Sales of smart phones and tablets continue to outpace PCs and drive new demand for microprocessors, as a new report on the processor market illustrates. The global market for processor microchips rose by nearly 25% in 2013, propelled by growth in handheld devices.
Industry researcher IHS reported in December that worldwide processor shipments would reach 1.5 billion units by the end of 2013, up from 1.2 billion in 2012 (Fig. 1). The group also noted that each quarter in 2013 saw a “significant rise in volume compared to the same periods in 2012.”
“The first half of the year, in particular, yielded solid growth, up 27% in the first quarter on an annual basis, and up 24% in the second quarter,” IHS reported, adding that third-quarter and fourth-quarter growth was expected to be in line with those numbers as well.
IHS counts traditional chips implanted at the heart of machines such as desktop PCs and servers, as well as mobile counterparts used in notebook computers, smart phones, and tablets, in its calculations. Mobile versions include standalone application processors and systems-on-chips (SoCs) that combine a baseband processor with an application processor.
With a decline in demand for PCs recently, smart phones and tablets continue to make the difference in the marketplace.
“The overall processor market would not be so healthy if it weren’t for smart phones and tablets,” said Gerry Xu, senior analyst of processor research for IHS, in announcing the report. “The PC market that traditionally drove the growth of the microprocessor segment has slowed. The new mobile platforms have more than picked up the slack, delivering both large volumes and fast growth for processor shipments.”
The largest growth in the processor segment in 2013 was in tablets, up 40% to 53.5 million units. Smart phones were a close second, up 38% to 204 million units. Comparatively, chip shipments to the PC segment were generally down every quarter compared to a year earlier.

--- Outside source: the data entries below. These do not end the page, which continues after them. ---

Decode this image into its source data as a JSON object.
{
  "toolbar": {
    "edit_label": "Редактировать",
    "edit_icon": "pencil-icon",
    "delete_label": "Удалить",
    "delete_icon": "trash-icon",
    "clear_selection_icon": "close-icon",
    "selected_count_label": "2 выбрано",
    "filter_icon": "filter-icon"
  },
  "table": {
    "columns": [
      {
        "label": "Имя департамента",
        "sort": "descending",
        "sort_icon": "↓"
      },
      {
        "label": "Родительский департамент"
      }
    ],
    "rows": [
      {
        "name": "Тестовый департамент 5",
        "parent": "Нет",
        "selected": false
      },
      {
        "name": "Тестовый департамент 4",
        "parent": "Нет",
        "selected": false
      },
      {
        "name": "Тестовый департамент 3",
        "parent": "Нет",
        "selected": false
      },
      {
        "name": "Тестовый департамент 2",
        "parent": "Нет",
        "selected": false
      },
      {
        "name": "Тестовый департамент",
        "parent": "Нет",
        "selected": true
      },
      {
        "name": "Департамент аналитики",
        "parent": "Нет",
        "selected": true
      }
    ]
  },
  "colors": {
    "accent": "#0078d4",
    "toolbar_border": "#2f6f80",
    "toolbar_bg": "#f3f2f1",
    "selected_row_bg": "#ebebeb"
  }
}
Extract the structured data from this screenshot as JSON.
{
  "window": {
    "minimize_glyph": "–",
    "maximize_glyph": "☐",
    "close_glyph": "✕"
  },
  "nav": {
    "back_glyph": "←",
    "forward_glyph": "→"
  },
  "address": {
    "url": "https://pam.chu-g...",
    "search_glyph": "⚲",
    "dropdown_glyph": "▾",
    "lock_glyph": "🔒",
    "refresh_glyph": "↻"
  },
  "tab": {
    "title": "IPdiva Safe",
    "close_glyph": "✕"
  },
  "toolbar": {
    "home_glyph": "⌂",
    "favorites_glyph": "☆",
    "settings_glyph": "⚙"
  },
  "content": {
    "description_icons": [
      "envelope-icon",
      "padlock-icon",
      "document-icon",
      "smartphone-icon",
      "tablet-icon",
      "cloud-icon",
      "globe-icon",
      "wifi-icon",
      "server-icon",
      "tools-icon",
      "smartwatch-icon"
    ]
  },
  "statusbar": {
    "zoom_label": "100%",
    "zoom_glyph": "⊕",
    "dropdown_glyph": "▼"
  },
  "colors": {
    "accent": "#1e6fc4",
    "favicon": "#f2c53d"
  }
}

“The decline is not surprising, as PCs have struggled to compete against more popular devices like mobile handsets and tablets,” IHS reported. “Sluggish PC sales, in turn, have affected processors being shipped to the space.”
Within the PC segment, processor shipments to notebook computers were down 2% for the year, while shipments to desktop PCs were down a much larger 13%, IHS said. Processor shipments fared better in the server sector, rising to 4.8 million units in the second quarter compared to 4.6 million in the year-earlier period.
New processors continue to make their way to the market. IHS additionally reported that Intel remained the dominant force in PC processors, with 84% market share overall. The chipmaker is also focused on power efficiency and improved computing performance with its latest Atom processor, which will be used in PCs, servers, tablets, and smart phones, “virtually all key segments of the processor market,” IHS said.
Intel’s latest Atom 22-nm multicore SoC processors, for instance, are 64-bit multicore processors with USB 3.0 and graphics support, targeting high-performance, low-power applications such as smart phones and intelligent embedded systems (Fig. 2). Manufactured using the company’s Tri-Gate CMOS technology, this next-generation Atom brings performance increases and improved energy efficiency compared to competing processors using planar transistor technology, “all while delivering industry-leading performance-per-watt efficiency,” according to Intel.
Also new to the market, InvenSense’s six-axis MPU-6515 MEMS SoC and corresponding MotionApps software platform are optimized to support new functions of the Android KitKat. The SoC incorporates an enhanced version of InvenSense’s Digital Motion Processor to offload complex motion protocols and algorithms from the application processor as required by Android KitKat for low-power inertial location tracking and contextual awareness, the company says.